Bill and I are old friends. When we met up for coffee recently, he told me about his difficulties. His wife has developed a chronic condition which has left her bedridden, and Bill is struggling with her care. Meanwhile, he is overwhelmed by the demands at his workplace and the fear of losing his job. This has led to a crisis of faith. I had found myself battling with similar emotions not long ago. We prayed together, but later I felt I had more to share, and this is the letter I wrote.
It was nice meeting with you, even though it saddens me to hear of your setbacks and hardships. Recently I went through a rough spot in my life. Perhaps what brought me through could help you as well.
When I lost sight of God, I came to realize that I had to become quiet—like early in the morning, when only the birds are up and chirping, or in the quiet of night when all external commotion has ceased—calming my mental processes, to be able to hear from God clearly again.
Talking with a trusted friend about my heartaches helped me process the difficult situations. I learned not to be afraid of tears.
Reading a variety of spiritually feeding materials did wonders, as I found passages that turned my key. As I kept searching for hope, it did eventually spring forth.
Finding even small reasons for gratitude kept the nagging voices of negativity and misery at bay and helped me to keep open the door to regaining my faith.
Since then, I have made some commitments:
Whenever I find myself too worn out to pray, I pray anyway—trusting that God will hear my plea.1
When feeling too weary to read the Bible, I read it anyway—God’s Word is living and powerful.2
When too impatient to find my inner stillness, I seek for it anyway—reminding myself that God mends broken hearts.3
When my thoughts are downcast and sad, I look up anyway—trusting that the fog will lift, for God rewards those who seek Him.4
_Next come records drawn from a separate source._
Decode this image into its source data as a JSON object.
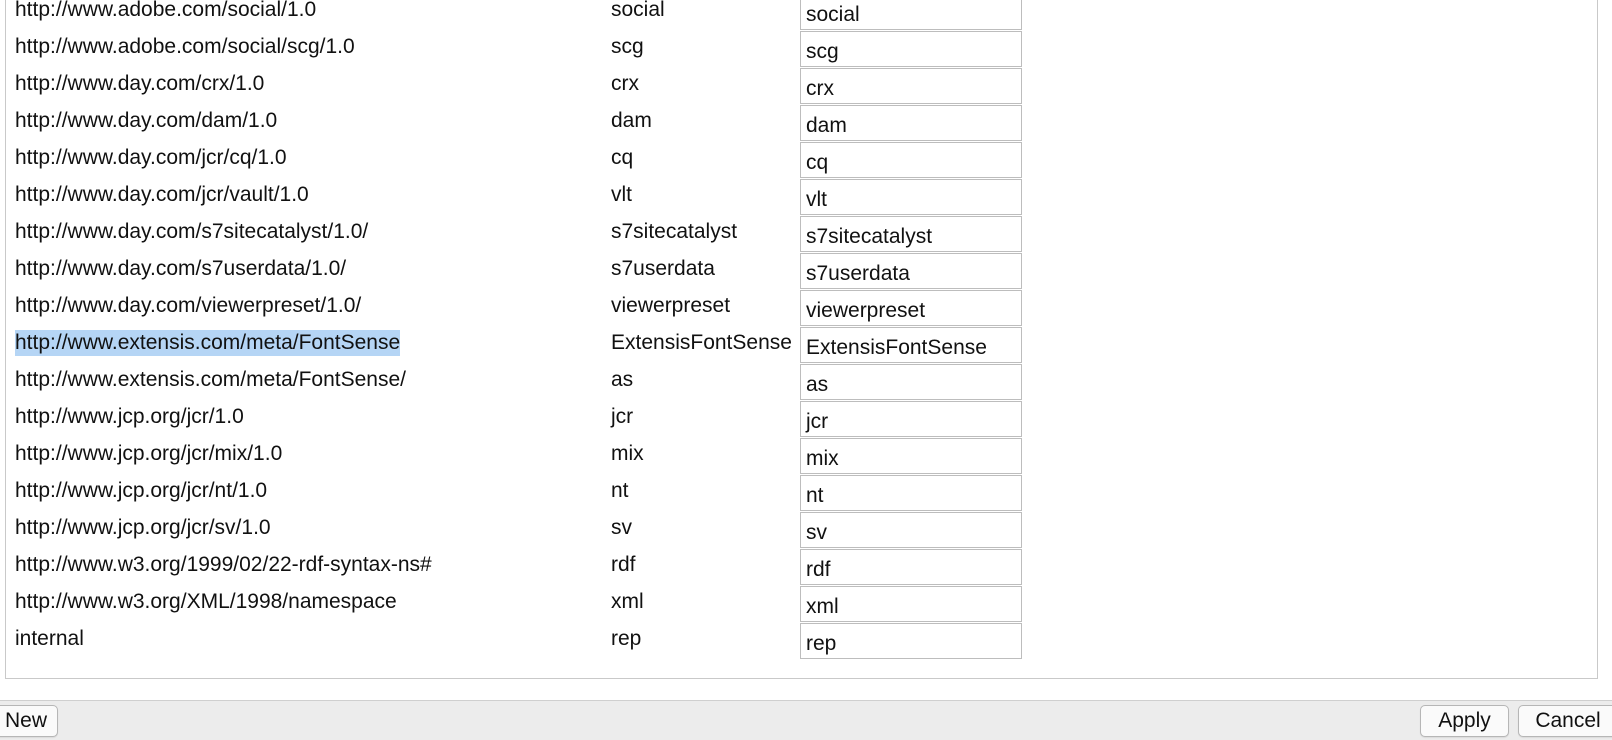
{
  "namespaces": [
    {
      "uri": "http://www.adobe.com/social/1.0",
      "prefix": "social",
      "value": "social",
      "selected": false
    },
    {
      "uri": "http://www.adobe.com/social/scg/1.0",
      "prefix": "scg",
      "value": "scg",
      "selected": false
    },
    {
      "uri": "http://www.day.com/crx/1.0",
      "prefix": "crx",
      "value": "crx",
      "selected": false
    },
    {
      "uri": "http://www.day.com/dam/1.0",
      "prefix": "dam",
      "value": "dam",
      "selected": false
    },
    {
      "uri": "http://www.day.com/jcr/cq/1.0",
      "prefix": "cq",
      "value": "cq",
      "selected": false
    },
    {
      "uri": "http://www.day.com/jcr/vault/1.0",
      "prefix": "vlt",
      "value": "vlt",
      "selected": false
    },
    {
      "uri": "http://www.day.com/s7sitecatalyst/1.0/",
      "prefix": "s7sitecatalyst",
      "value": "s7sitecatalyst",
      "selected": false
    },
    {
      "uri": "http://www.day.com/s7userdata/1.0/",
      "prefix": "s7userdata",
      "value": "s7userdata",
      "selected": false
    },
    {
      "uri": "http://www.day.com/viewerpreset/1.0/",
      "prefix": "viewerpreset",
      "value": "viewerpreset",
      "selected": false
    },
    {
      "uri": "http://www.extensis.com/meta/FontSense",
      "prefix": "ExtensisFontSense",
      "value": "ExtensisFontSense",
      "selected": true
    },
    {
      "uri": "http://www.extensis.com/meta/FontSense/",
      "prefix": "as",
      "value": "as",
      "selected": false
    },
    {
      "uri": "http://www.jcp.org/jcr/1.0",
      "prefix": "jcr",
      "value": "jcr",
      "selected": false
    },
    {
      "uri": "http://www.jcp.org/jcr/mix/1.0",
      "prefix": "mix",
      "value": "mix",
      "selected": false
    },
    {
      "uri": "http://www.jcp.org/jcr/nt/1.0",
      "prefix": "nt",
      "value": "nt",
      "selected": false
    },
    {
      "uri": "http://www.jcp.org/jcr/sv/1.0",
      "prefix": "sv",
      "value": "sv",
      "selected": false
    },
    {
      "uri": "http://www.w3.org/1999/02/22-rdf-syntax-ns#",
      "prefix": "rdf",
      "value": "rdf",
      "selected": false
    },
    {
      "uri": "http://www.w3.org/XML/1998/namespace",
      "prefix": "xml",
      "value": "xml",
      "selected": false
    },
    {
      "uri": "internal",
      "prefix": "rep",
      "value": "rep",
      "selected": false
    }
  ],
  "footer": {
    "new_label": "New",
    "apply_label": "Apply",
    "cancel_label": "Cancel"
  },
  "colors": {
    "selection": "#b5d5f5",
    "footer_bg": "#ececec"
  }
}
To end this letter, dear Bill, I wish you all the best and promise to keep your situation in my daily prayers.